- [Activity]: Going through the entries below, copy out each line that contains "this".

- [Record excerpts]:
..........

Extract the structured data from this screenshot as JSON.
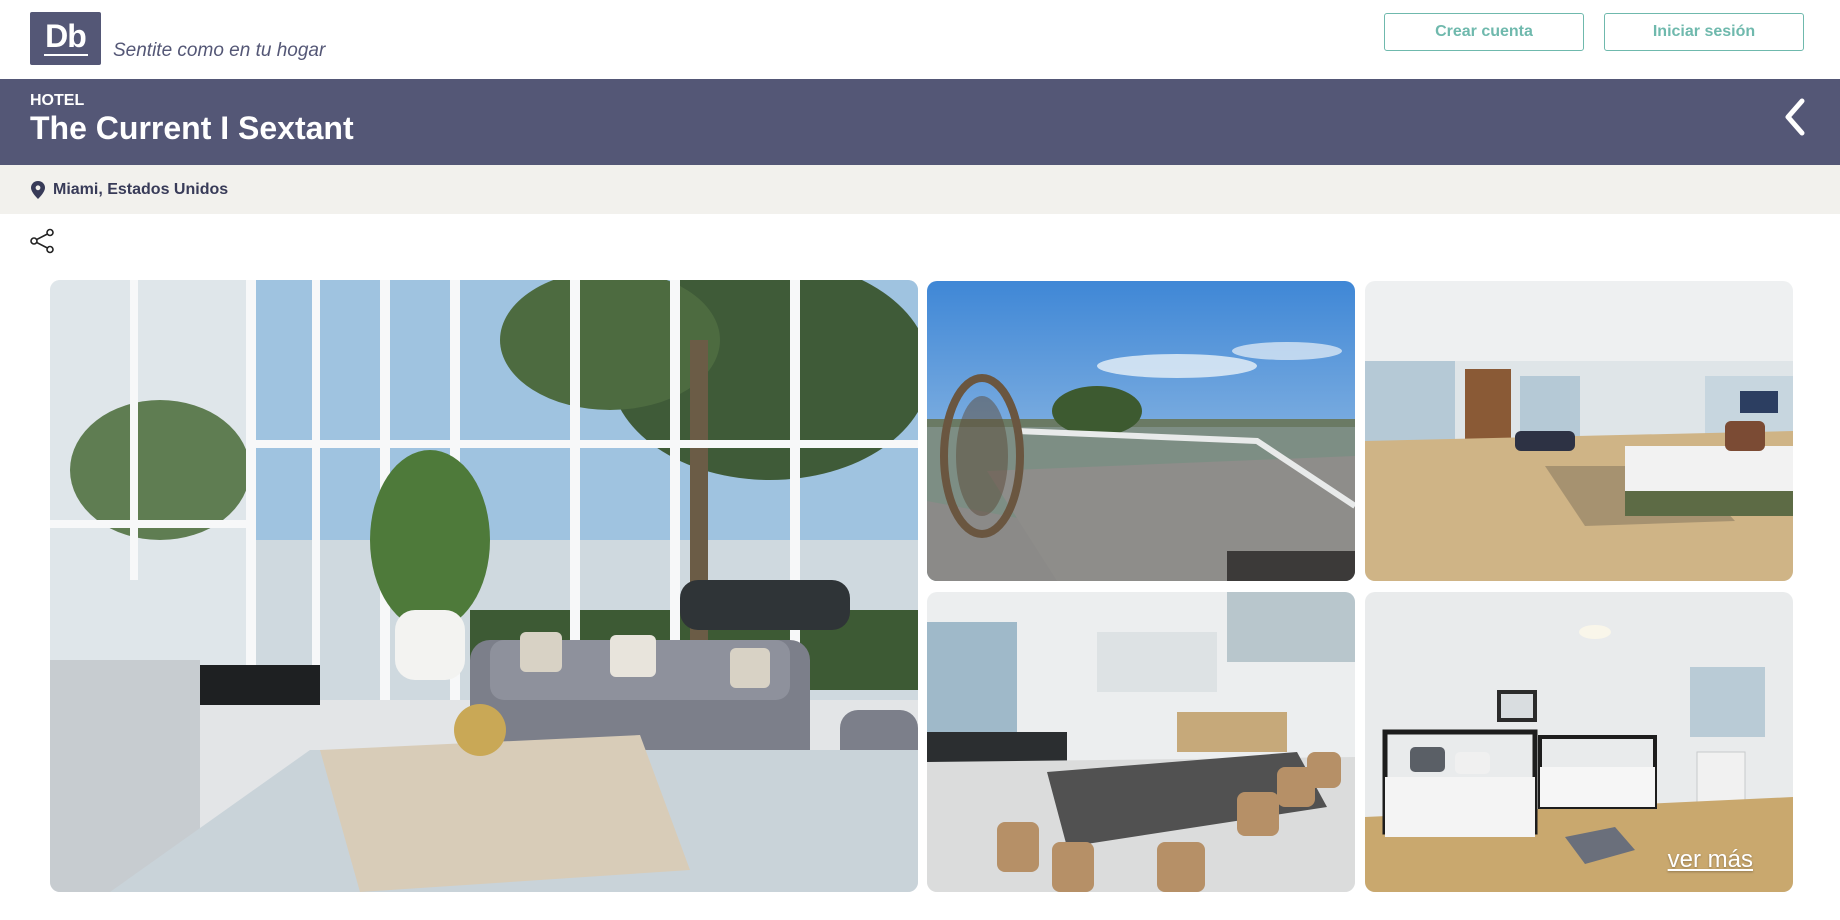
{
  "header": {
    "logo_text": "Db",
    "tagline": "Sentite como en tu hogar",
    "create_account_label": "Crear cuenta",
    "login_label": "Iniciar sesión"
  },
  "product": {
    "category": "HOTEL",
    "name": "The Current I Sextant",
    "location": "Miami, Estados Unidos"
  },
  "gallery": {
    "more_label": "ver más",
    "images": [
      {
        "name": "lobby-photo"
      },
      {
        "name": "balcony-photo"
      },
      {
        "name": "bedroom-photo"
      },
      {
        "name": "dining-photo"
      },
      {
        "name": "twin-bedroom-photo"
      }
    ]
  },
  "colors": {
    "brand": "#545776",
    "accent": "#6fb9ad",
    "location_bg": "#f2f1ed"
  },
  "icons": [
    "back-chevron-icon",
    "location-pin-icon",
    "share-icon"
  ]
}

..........

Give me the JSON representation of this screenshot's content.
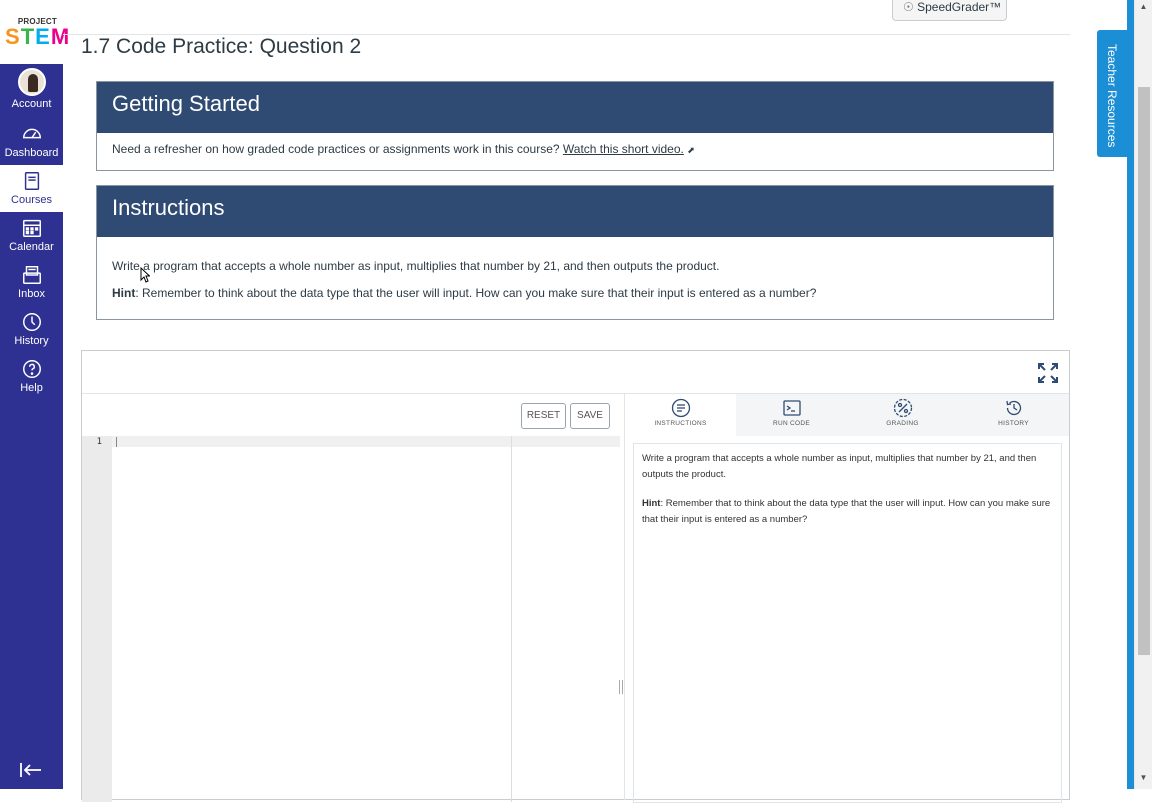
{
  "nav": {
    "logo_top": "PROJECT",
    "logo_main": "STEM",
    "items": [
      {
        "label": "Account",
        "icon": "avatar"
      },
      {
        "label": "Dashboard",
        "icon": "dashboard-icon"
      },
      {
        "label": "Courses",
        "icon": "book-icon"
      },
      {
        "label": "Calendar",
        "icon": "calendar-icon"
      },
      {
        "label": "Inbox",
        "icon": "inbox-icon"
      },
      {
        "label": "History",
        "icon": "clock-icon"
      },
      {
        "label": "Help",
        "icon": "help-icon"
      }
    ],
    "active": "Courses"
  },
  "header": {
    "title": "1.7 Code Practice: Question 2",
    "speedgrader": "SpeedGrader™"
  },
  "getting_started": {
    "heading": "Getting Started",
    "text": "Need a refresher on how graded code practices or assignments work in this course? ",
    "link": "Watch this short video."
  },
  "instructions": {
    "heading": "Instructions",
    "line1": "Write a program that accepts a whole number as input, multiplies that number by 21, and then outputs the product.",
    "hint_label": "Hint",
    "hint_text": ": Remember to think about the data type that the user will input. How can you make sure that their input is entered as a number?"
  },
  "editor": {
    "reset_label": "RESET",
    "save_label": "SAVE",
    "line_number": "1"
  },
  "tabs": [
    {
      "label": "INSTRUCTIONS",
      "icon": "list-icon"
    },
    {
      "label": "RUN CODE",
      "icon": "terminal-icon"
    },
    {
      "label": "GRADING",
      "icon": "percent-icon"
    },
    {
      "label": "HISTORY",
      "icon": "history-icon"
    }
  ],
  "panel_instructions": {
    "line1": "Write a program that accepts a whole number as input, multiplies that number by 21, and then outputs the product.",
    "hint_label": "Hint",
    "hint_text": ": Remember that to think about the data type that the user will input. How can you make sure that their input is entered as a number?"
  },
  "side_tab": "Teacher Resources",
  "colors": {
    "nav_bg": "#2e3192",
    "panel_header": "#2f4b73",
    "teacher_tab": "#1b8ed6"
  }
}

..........

- [Answer to the problem]:
Extract the structured data from this screenshot as JSON.
Give me the JSON representation of this screenshot's content.
    "text": "Need a refresher on how graded code practices or assignments work in this course? ",
    "link": "Watch this short video."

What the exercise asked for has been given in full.